What is the best way to negotiate a settlement?

Use positive, respectful and generous negotiating behavior to generate it in return and facilitate the influence of the other party to accept settlement proposals. Express a desire to meet the needs of the opposition so that they can return the favor by meeting their needs. Conversations to reach agreement or mediation can give both parties an opportunity to talk about their needs and concerns. Negotiation can pose difficult and emotional problems.

Keeping the conversation polite and respectful will improve your chances of reaching an agreement. Don't lose sight of the amount you can realistically pay. Start by going down and try to work towards a midpoint. If you know that you can only pay 50% of your original debt, try to offer around 30%.

Avoid agreeing to pay an amount you can't afford. A creditor can accept between 40% and 50% of the debt you owe, but it could go up to 80%. The original creditor is likely looking for a higher repayment rate. If your debt is already with a debt collector, you may be more willing to accept a smaller amount.

Debt settlement can damage your credit rating by more than 100 points, and the settlement will remain on your credit report for seven years. Add this to any delinquent debt you already have, and your credit can take a long time to recover. Reaching an out-of-court settlement can remove any number of barriers to negotiation. The drawbacks of involving lawyers in your dispute and preparing for a lawsuit can be considerable.

Understanding how to organize meeting space is a key aspect of preparing for negotiation. In this video, Professor Guhan Subramanian discusses a real-world example of how seating arrangements can influence a negotiator's success. This discussion was conducted at the 3-day executive education workshop for senior executives in the Harvard Law School Negotiation Program. If you decide to negotiate a DIY debt agreement, you don't give up your personal control over the timing of the process.

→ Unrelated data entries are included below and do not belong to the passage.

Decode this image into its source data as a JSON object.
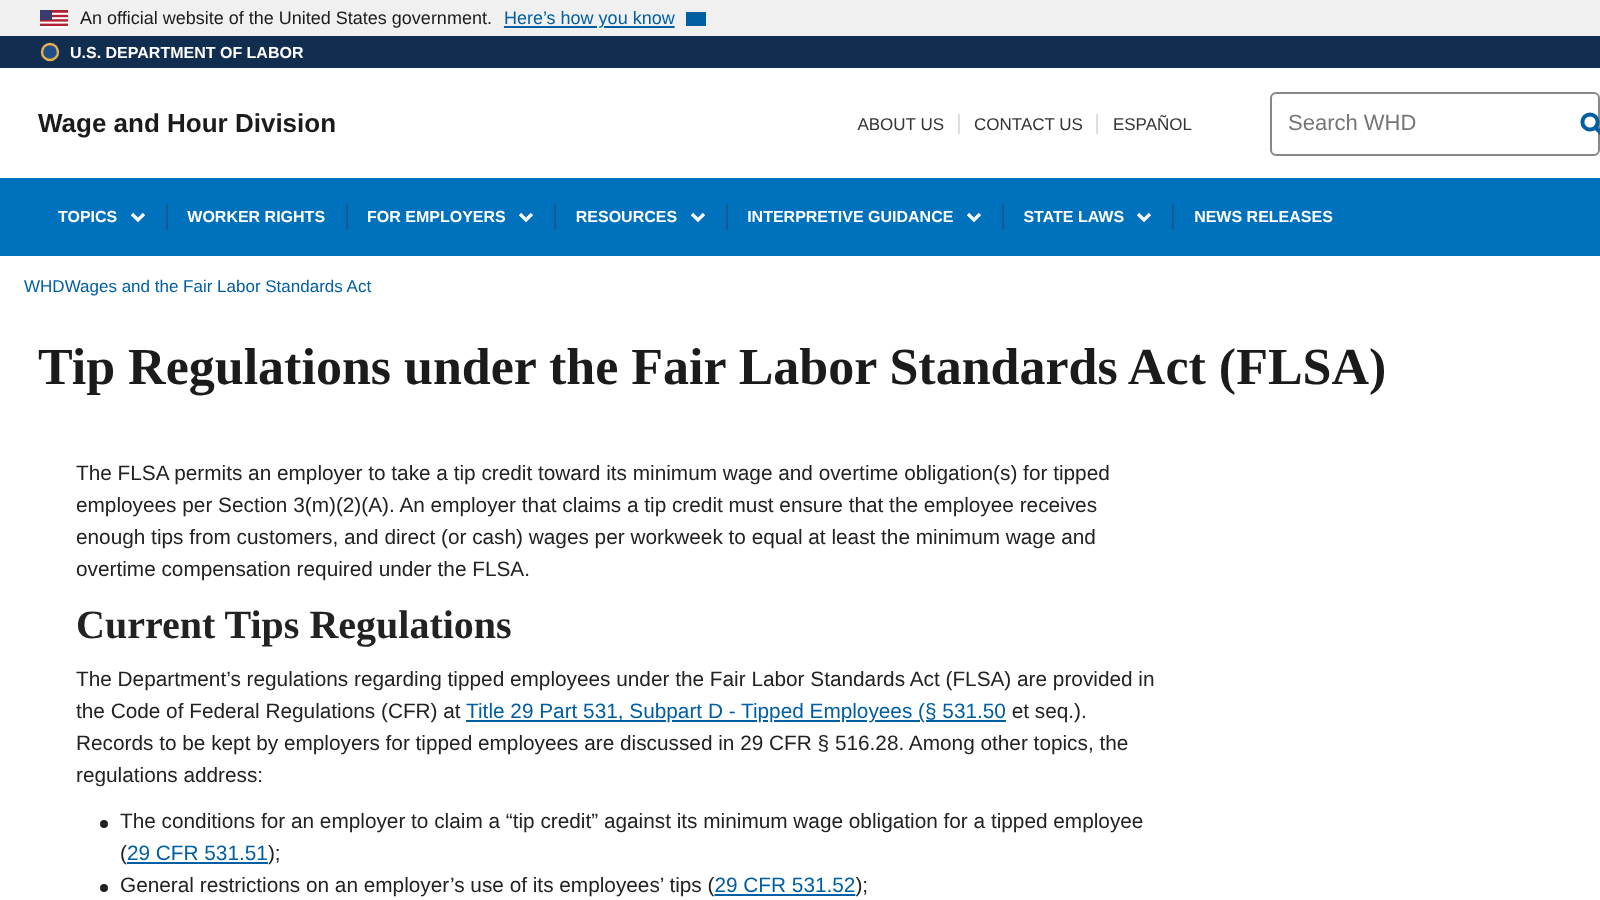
{
  "gov_banner": {
    "text": "An official website of the United States government.",
    "link": "Here’s how you know"
  },
  "agency_bar": {
    "name": "U.S. DEPARTMENT OF LABOR"
  },
  "header": {
    "site_name": "Wage and Hour Division",
    "links": [
      "ABOUT US",
      "CONTACT US",
      "ESPAÑOL"
    ],
    "search": {
      "placeholder": "Search WHD"
    }
  },
  "nav": [
    {
      "label": "TOPICS",
      "dropdown": true
    },
    {
      "label": "WORKER RIGHTS",
      "dropdown": false
    },
    {
      "label": "FOR EMPLOYERS",
      "dropdown": true
    },
    {
      "label": "RESOURCES",
      "dropdown": true
    },
    {
      "label": "INTERPRETIVE GUIDANCE",
      "dropdown": true
    },
    {
      "label": "STATE LAWS",
      "dropdown": true
    },
    {
      "label": "NEWS RELEASES",
      "dropdown": false
    }
  ],
  "breadcrumb": [
    "WHD",
    "Wages and the Fair Labor Standards Act"
  ],
  "title": "Tip Regulations under the Fair Labor Standards Act (FLSA)",
  "content": [
    {
      "kind": "paragraph",
      "parts": [
        {
          "kind": "text",
          "text": "The FLSA permits an employer to take a tip credit toward its minimum wage and overtime obligation(s) for tipped employees per Section 3(m)(2)(A). An employer that claims a tip credit must ensure that the employee receives enough tips from customers, and direct (or cash) wages per workweek to equal at least the minimum wage and overtime compensation required under the FLSA."
        }
      ]
    },
    {
      "kind": "heading",
      "text": "Current Tips Regulations"
    },
    {
      "kind": "paragraph",
      "parts": [
        {
          "kind": "text",
          "text": "The Department’s regulations regarding tipped employees under the Fair Labor Standards Act (FLSA) are provided in the Code of Federal Regulations (CFR) at "
        },
        {
          "kind": "link",
          "text": "Title 29 Part 531, Subpart D - Tipped Employees (§ 531.50"
        },
        {
          "kind": "text",
          "text": " et seq.). Records to be kept by employers for tipped employees are discussed in 29 CFR § 516.28. Among other topics, the regulations address:"
        }
      ]
    },
    {
      "kind": "list",
      "items": [
        {
          "parts": [
            {
              "kind": "text",
              "text": "The conditions for an employer to claim a “tip credit” against its minimum wage obligation for a tipped employee ("
            },
            {
              "kind": "link",
              "text": "29 CFR 531.51"
            },
            {
              "kind": "text",
              "text": ");"
            }
          ]
        },
        {
          "parts": [
            {
              "kind": "text",
              "text": "General restrictions on an employer’s use of its employees’ tips ("
            },
            {
              "kind": "link",
              "text": "29 CFR 531.52"
            },
            {
              "kind": "text",
              "text": ");"
            }
          ]
        }
      ]
    }
  ]
}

While negotiation (whether through lawyers, mediators, or on your own) should lead to better outcomes for litigants in most cases, litigation may be preferable in the following situations, writes Jeffrey R. Telling creditors that you have money saved to settle debt can give you a opportunity advantage in negotiating with them. Negotiations don't have to take place face-to-face, but often the most successful way to negotiate is in person. With do-it-yourself debt settlement, you negotiate directly with your creditors in an effort to settle your debt for less than you originally owed.

It is also important to encourage the other party to open up about their interests and to take those interests into account when negotiating. Before dealing with your dispute jointly, negotiate key elements of the process with your counterparty, such as how you will choose experts and whether lawyers will participate in the negotiations. In other words, you won't have a debt settlement professional or anyone else to negotiate on your behalf. However, you will begin your negotiations by offering to pay significantly less than 50%, so that you and the creditor have room to negotiate.

In any case, your first lump-sum offer should be well below the 40% to 50% range to make room for negotiation.